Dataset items
-- Opening Marker --

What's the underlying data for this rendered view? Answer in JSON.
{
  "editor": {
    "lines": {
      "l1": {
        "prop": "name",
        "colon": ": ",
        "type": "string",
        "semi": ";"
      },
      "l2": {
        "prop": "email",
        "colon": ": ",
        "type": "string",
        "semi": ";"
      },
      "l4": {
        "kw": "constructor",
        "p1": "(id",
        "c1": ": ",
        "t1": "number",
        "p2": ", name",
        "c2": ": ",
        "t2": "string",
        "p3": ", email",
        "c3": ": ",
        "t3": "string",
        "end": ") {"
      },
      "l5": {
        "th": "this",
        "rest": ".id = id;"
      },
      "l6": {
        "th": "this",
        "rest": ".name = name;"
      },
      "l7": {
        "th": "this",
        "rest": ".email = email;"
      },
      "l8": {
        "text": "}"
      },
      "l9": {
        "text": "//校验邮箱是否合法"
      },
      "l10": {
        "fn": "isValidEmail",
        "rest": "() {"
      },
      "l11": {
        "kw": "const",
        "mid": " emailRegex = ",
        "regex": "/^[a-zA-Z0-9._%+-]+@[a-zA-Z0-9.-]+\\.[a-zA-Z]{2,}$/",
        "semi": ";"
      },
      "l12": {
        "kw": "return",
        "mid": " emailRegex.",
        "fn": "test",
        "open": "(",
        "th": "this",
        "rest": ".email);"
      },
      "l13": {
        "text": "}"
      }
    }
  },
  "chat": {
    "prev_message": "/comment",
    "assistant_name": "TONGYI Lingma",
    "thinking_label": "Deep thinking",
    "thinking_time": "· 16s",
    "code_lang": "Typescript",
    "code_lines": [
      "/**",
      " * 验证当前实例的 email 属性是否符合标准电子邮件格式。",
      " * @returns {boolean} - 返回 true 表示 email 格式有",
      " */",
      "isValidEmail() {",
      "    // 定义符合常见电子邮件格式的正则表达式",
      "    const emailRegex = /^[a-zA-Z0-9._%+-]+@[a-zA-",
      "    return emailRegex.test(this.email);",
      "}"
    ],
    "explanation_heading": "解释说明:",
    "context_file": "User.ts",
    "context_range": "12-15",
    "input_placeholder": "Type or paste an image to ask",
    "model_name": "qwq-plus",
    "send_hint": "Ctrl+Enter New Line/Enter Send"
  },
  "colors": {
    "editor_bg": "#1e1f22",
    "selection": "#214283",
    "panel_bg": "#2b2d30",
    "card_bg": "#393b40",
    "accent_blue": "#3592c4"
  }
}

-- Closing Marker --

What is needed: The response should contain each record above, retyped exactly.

Result of the exercise:
What's the underlying data for this rendered view? Answer in JSON.
{
  "editor": {
    "lines": {
      "l1": {
        "prop": "name",
        "colon": ": ",
        "type": "string",
        "semi": ";"
      },
      "l2": {
        "prop": "email",
        "colon": ": ",
        "type": "string",
        "semi": ";"
      },
      "l4": {
        "kw": "constructor",
        "p1": "(id",
        "c1": ": ",
        "t1": "number",
        "p2": ", name",
        "c2": ": ",
        "t2": "string",
        "p3": ", email",
        "c3": ": ",
        "t3": "string",
        "end": ") {"
      },
      "l5": {
        "th": "this",
        "rest": ".id = id;"
      },
      "l6": {
        "th": "this",
        "rest": ".name = name;"
      },
      "l7": {
        "th": "this",
        "rest": ".email = email;"
      },
      "l8": {
        "text": "}"
      },
      "l9": {
        "text": "//校验邮箱是否合法"
      },
      "l10": {
        "fn": "isValidEmail",
        "rest": "() {"
      },
      "l11": {
        "kw": "const",
        "mid": " emailRegex = ",
        "regex": "/^[a-zA-Z0-9._%+-]+@[a-zA-Z0-9.-]+\\.[a-zA-Z]{2,}$/",
        "semi": ";"
      },
      "l12": {
        "kw": "return",
        "mid": " emailRegex.",
        "fn": "test",
        "open": "(",
        "th": "this",
        "rest": ".email);"
      },
      "l13": {
        "text": "}"
      }
    }
  },
  "chat": {
    "prev_message": "/comment",
    "assistant_name": "TONGYI Lingma",
    "thinking_label": "Deep thinking",
    "thinking_time": "· 16s",
    "code_lang": "Typescript",
    "code_lines": [
      "/**",
      " * 验证当前实例的 email 属性是否符合标准电子邮件格式。",
      " * @returns {boolean} - 返回 true 表示 email 格式有",
      " */",
      "isValidEmail() {",
      "    // 定义符合常见电子邮件格式的正则表达式",
      "    const emailRegex = /^[a-zA-Z0-9._%+-]+@[a-zA-",
      "    return emailRegex.test(this.email);",
      "}"
    ],
    "explanation_heading": "解释说明:",
    "context_file": "User.ts",
    "context_range": "12-15",
    "input_placeholder": "Type or paste an image to ask",
    "model_name": "qwq-plus",
    "send_hint": "Ctrl+Enter New Line/Enter Send"
  },
  "colors": {
    "editor_bg": "#1e1f22",
    "selection": "#214283",
    "panel_bg": "#2b2d30",
    "card_bg": "#393b40",
    "accent_blue": "#3592c4"
  }
}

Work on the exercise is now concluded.